---------- The input
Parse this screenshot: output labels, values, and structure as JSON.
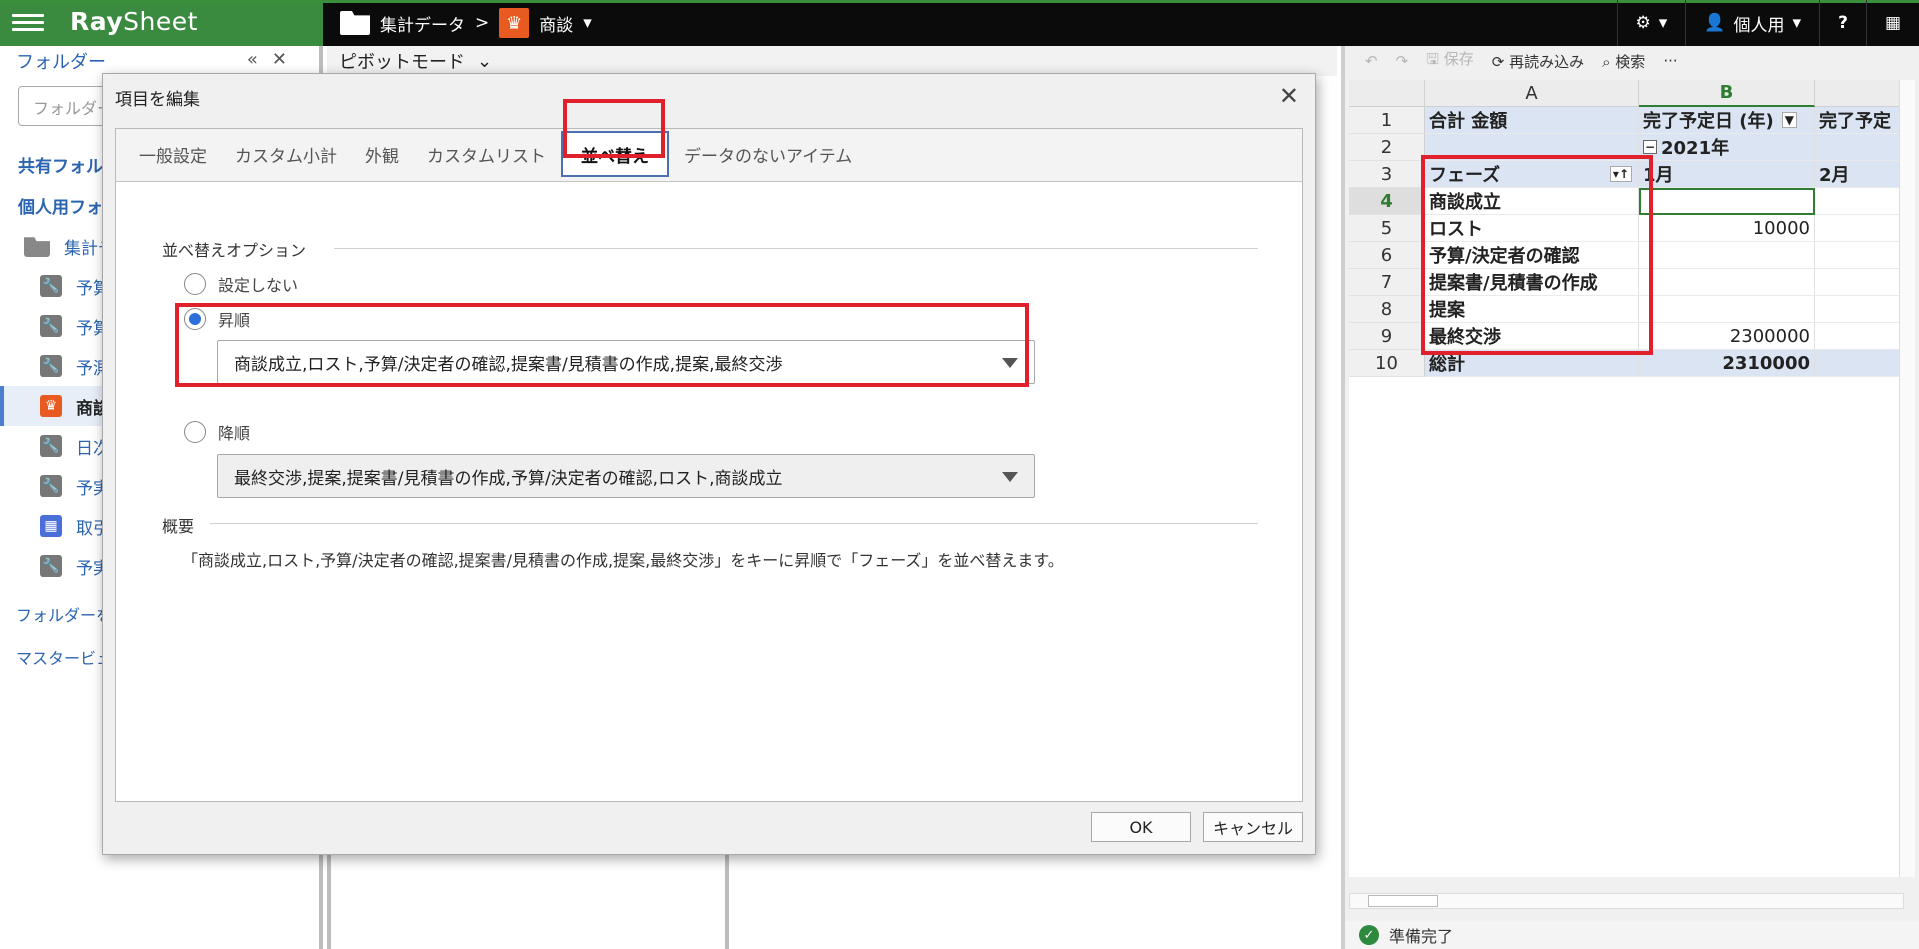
{
  "topbar": {
    "brand_a": "Ray",
    "brand_b": "Sheet",
    "crumb_folder": "集計データ",
    "crumb_sep": ">",
    "crumb_view": "商談",
    "user_label": "個人用",
    "help_label": "?"
  },
  "sidebar": {
    "title": "フォルダー",
    "collapse_icon": "«",
    "close_icon": "✕",
    "filter_placeholder": "フォルダー",
    "shared_label": "共有フォル",
    "personal_label": "個人用フォ",
    "folder_label": "集計デ",
    "items": [
      {
        "label": "予算",
        "icon": "wrench-icon"
      },
      {
        "label": "予算",
        "icon": "wrench-icon"
      },
      {
        "label": "予測",
        "icon": "wrench-icon"
      },
      {
        "label": "商談",
        "icon": "crown-icon"
      },
      {
        "label": "日次",
        "icon": "wrench-icon"
      },
      {
        "label": "予実",
        "icon": "wrench-icon"
      },
      {
        "label": "取引",
        "icon": "table-icon"
      },
      {
        "label": "予実",
        "icon": "wrench-icon"
      }
    ],
    "link_add": "フォルダーを追",
    "link_master": "マスタービュー"
  },
  "middle": {
    "mode_label": "ピボットモード"
  },
  "sheet": {
    "toolbar": {
      "undo": "↶",
      "redo": "↷",
      "save": "保存",
      "reload": "再読み込み",
      "search": "検索",
      "more": "···"
    },
    "col_headers": [
      "A",
      "B"
    ],
    "rows": [
      {
        "n": "1",
        "a": "合計 金額",
        "b": "完了予定日 (年)",
        "c": "完了予定"
      },
      {
        "n": "2",
        "a": "",
        "b": "2021年",
        "c": ""
      },
      {
        "n": "3",
        "a": "フェーズ",
        "b": "1月",
        "c": "2月"
      },
      {
        "n": "4",
        "a": "商談成立",
        "b": "",
        "c": ""
      },
      {
        "n": "5",
        "a": "ロスト",
        "b": "10000",
        "c": ""
      },
      {
        "n": "6",
        "a": "予算/決定者の確認",
        "b": "",
        "c": ""
      },
      {
        "n": "7",
        "a": "提案書/見積書の作成",
        "b": "",
        "c": ""
      },
      {
        "n": "8",
        "a": "提案",
        "b": "",
        "c": ""
      },
      {
        "n": "9",
        "a": "最終交渉",
        "b": "2300000",
        "c": ""
      },
      {
        "n": "10",
        "a": "総計",
        "b": "2310000",
        "c": ""
      }
    ],
    "status": "準備完了"
  },
  "dialog": {
    "title": "項目を編集",
    "tabs": [
      "一般設定",
      "カスタム小計",
      "外観",
      "カスタムリスト",
      "並べ替え",
      "データのないアイテム"
    ],
    "section_sort": "並べ替えオプション",
    "opt_none": "設定しない",
    "opt_asc": "昇順",
    "asc_value": "商談成立,ロスト,予算/決定者の確認,提案書/見積書の作成,提案,最終交渉",
    "opt_desc": "降順",
    "desc_value": "最終交渉,提案,提案書/見積書の作成,予算/決定者の確認,ロスト,商談成立",
    "section_summary": "概要",
    "summary_text": "「商談成立,ロスト,予算/決定者の確認,提案書/見積書の作成,提案,最終交渉」をキーに昇順で「フェーズ」を並べ替えます。",
    "ok": "OK",
    "cancel": "キャンセル"
  },
  "colors": {
    "accent_green": "#3a8a3f",
    "highlight_red": "#e0202a",
    "link_blue": "#2b64b0"
  }
}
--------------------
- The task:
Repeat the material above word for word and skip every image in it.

- Result for this exercise:
Parse this screenshot: output labels, values, and structure as JSON.
{
  "topbar": {
    "brand_a": "Ray",
    "brand_b": "Sheet",
    "crumb_folder": "集計データ",
    "crumb_sep": ">",
    "crumb_view": "商談",
    "user_label": "個人用",
    "help_label": "?"
  },
  "sidebar": {
    "title": "フォルダー",
    "collapse_icon": "«",
    "close_icon": "✕",
    "filter_placeholder": "フォルダー",
    "shared_label": "共有フォル",
    "personal_label": "個人用フォ",
    "folder_label": "集計デ",
    "items": [
      {
        "label": "予算",
        "icon": "wrench-icon"
      },
      {
        "label": "予算",
        "icon": "wrench-icon"
      },
      {
        "label": "予測",
        "icon": "wrench-icon"
      },
      {
        "label": "商談",
        "icon": "crown-icon"
      },
      {
        "label": "日次",
        "icon": "wrench-icon"
      },
      {
        "label": "予実",
        "icon": "wrench-icon"
      },
      {
        "label": "取引",
        "icon": "table-icon"
      },
      {
        "label": "予実",
        "icon": "wrench-icon"
      }
    ],
    "link_add": "フォルダーを追",
    "link_master": "マスタービュー"
  },
  "middle": {
    "mode_label": "ピボットモード"
  },
  "sheet": {
    "toolbar": {
      "undo": "↶",
      "redo": "↷",
      "save": "保存",
      "reload": "再読み込み",
      "search": "検索",
      "more": "···"
    },
    "col_headers": [
      "A",
      "B"
    ],
    "rows": [
      {
        "n": "1",
        "a": "合計 金額",
        "b": "完了予定日 (年)",
        "c": "完了予定"
      },
      {
        "n": "2",
        "a": "",
        "b": "2021年",
        "c": ""
      },
      {
        "n": "3",
        "a": "フェーズ",
        "b": "1月",
        "c": "2月"
      },
      {
        "n": "4",
        "a": "商談成立",
        "b": "",
        "c": ""
      },
      {
        "n": "5",
        "a": "ロスト",
        "b": "10000",
        "c": ""
      },
      {
        "n": "6",
        "a": "予算/決定者の確認",
        "b": "",
        "c": ""
      },
      {
        "n": "7",
        "a": "提案書/見積書の作成",
        "b": "",
        "c": ""
      },
      {
        "n": "8",
        "a": "提案",
        "b": "",
        "c": ""
      },
      {
        "n": "9",
        "a": "最終交渉",
        "b": "2300000",
        "c": ""
      },
      {
        "n": "10",
        "a": "総計",
        "b": "2310000",
        "c": ""
      }
    ],
    "status": "準備完了"
  },
  "dialog": {
    "title": "項目を編集",
    "tabs": [
      "一般設定",
      "カスタム小計",
      "外観",
      "カスタムリスト",
      "並べ替え",
      "データのないアイテム"
    ],
    "section_sort": "並べ替えオプション",
    "opt_none": "設定しない",
    "opt_asc": "昇順",
    "asc_value": "商談成立,ロスト,予算/決定者の確認,提案書/見積書の作成,提案,最終交渉",
    "opt_desc": "降順",
    "desc_value": "最終交渉,提案,提案書/見積書の作成,予算/決定者の確認,ロスト,商談成立",
    "section_summary": "概要",
    "summary_text": "「商談成立,ロスト,予算/決定者の確認,提案書/見積書の作成,提案,最終交渉」をキーに昇順で「フェーズ」を並べ替えます。",
    "ok": "OK",
    "cancel": "キャンセル"
  },
  "colors": {
    "accent_green": "#3a8a3f",
    "highlight_red": "#e0202a",
    "link_blue": "#2b64b0"
  }
}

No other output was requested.